As of 2 p.m., at least three had been reported to the dispatch center.
With record high temperatures, no moisture and possible lightning strikes in the forecast, Northern New Mexico is a tinderbox. Someone’s carelessness with a campfire near Vallecitos de los Indios in the Jemez Mountains has not only put hundreds of firefighters at risk, but has disrupted people’s lives in nearby communities that were evacuated. Fortunately, they still have homes to come back to.
The bill so far? A whopping $1.4 million in four days. And it’s not over yet – that number will continue to rise.
The Jemez Ranger District where the Cajete Fire is burning implemented Stage 1 fire restrictions Friday, and Forest Service officials are considering options for the rest of the forest.
In the meantime, visitors to the Santa Fe National Forest are urged to follow campfire safety procedures to prevent wildfire and ensure public safety:
- Bring a shovel and plenty of water to make sure you can put your campfire completely out.
- Build campfires away from overhanging branches, steep slopes, rotten stumps, logs, dry grass and leaves.
- It’s always preferable to use an existing fire ring or a rock-ringed fire pit. Clear all flammable material at least five feet away from the fire in all directions.
- Don’t build a campfire on a windy day.
- Building and maintaining campfires should always be done under adult supervision.
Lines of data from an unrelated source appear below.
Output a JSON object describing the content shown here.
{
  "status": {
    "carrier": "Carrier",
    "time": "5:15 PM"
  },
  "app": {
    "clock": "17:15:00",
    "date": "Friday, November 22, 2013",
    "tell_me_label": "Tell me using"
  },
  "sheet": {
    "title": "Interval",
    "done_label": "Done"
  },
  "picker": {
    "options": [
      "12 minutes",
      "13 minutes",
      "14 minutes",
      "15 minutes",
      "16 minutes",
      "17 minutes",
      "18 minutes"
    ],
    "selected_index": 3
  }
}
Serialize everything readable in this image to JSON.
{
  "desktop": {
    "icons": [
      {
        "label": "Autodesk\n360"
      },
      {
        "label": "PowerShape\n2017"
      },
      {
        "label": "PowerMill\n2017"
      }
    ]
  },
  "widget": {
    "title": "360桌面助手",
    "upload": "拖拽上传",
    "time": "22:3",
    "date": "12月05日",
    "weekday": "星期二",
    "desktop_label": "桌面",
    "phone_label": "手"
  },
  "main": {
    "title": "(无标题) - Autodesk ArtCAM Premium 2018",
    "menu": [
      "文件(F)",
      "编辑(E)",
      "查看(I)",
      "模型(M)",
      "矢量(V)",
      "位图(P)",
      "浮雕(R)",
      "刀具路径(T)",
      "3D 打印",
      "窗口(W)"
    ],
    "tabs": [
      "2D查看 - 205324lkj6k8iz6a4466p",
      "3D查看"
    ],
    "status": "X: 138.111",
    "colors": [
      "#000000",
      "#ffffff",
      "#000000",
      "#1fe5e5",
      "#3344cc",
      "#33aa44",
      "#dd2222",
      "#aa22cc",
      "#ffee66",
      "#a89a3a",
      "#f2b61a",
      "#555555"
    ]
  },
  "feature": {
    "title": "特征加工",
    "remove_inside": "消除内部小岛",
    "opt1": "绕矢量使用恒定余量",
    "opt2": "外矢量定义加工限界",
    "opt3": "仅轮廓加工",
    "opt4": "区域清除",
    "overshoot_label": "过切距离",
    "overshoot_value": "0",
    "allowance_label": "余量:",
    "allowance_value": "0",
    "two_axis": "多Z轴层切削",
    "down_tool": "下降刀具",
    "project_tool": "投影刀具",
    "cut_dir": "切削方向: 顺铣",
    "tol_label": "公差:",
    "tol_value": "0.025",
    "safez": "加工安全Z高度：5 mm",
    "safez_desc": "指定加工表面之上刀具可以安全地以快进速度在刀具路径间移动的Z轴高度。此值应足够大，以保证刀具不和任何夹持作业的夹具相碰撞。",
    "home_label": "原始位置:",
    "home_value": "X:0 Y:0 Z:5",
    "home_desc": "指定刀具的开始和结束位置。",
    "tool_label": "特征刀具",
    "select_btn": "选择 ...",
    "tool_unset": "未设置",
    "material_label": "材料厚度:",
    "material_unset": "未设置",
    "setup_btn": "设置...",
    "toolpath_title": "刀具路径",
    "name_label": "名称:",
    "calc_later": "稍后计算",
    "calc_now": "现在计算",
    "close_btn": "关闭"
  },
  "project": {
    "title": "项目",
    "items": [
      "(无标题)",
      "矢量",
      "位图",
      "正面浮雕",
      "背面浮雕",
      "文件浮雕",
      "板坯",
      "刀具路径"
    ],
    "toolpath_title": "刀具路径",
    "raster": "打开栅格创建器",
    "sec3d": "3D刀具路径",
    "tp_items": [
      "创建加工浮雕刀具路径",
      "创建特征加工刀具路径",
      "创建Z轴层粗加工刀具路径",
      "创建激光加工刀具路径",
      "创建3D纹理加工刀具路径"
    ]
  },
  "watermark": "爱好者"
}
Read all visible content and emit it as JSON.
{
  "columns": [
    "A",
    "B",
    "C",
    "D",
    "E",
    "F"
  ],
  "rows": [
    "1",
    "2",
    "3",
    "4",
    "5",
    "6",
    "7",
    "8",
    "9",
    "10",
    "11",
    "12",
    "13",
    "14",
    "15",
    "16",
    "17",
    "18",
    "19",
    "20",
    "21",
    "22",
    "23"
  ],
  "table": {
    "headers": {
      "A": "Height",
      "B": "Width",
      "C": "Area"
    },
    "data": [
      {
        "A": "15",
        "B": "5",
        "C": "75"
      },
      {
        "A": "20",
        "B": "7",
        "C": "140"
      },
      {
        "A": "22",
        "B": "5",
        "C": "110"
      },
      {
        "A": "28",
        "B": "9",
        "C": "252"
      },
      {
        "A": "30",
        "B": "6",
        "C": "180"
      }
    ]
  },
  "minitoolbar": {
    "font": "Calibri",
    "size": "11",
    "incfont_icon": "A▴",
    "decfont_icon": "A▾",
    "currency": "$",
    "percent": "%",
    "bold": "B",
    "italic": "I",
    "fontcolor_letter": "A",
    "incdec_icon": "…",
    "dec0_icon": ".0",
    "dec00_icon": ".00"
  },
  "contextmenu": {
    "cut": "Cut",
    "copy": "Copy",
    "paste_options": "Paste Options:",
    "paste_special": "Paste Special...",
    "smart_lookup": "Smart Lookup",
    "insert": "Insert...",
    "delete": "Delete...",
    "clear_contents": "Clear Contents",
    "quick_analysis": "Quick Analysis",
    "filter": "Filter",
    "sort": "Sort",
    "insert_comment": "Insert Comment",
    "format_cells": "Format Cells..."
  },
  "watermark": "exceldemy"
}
- Never leave a campfire unattended, even for a few minutes.
- Use dry wood no bigger than the fire ring or pit.
- Extinguish your campfire before you call it a night and crawl into your sleeping bag.
- To completely extinguish a campfire, pour water on the embers until the hissing and steaming stops. Then use the shovel to mix dirt and water with the ashes until what remains of your fire is cold to the touch of a bare hand.
- Don’t cover the ashes with rocks to extinguish your fire. Rocks can hold heat and create a funnel for air to reignite the coals.
- Don’t head for home until you are sure your campfire is DEAD OUT. If it’s too hot to touch, it’s too hot to leave.
- If you discover an unattended fire, use 911 to report it and do what you can to put it out. Report suspicious smoke.
Violators of regulations that prohibit abandoning a campfire are subject to a fine and/or imprisonment. If the abandoned campfire causes a wildfire, violators can also be held responsible for fire suppression costs.
Fire updates are posted on InciWeb at https://inciweb.nwcg.gov/incident/5251/ and New Mexico Fire Information at nmfireinfo.com as well as on @SantaFeNF and www.Facebook.com/SantaFeNF.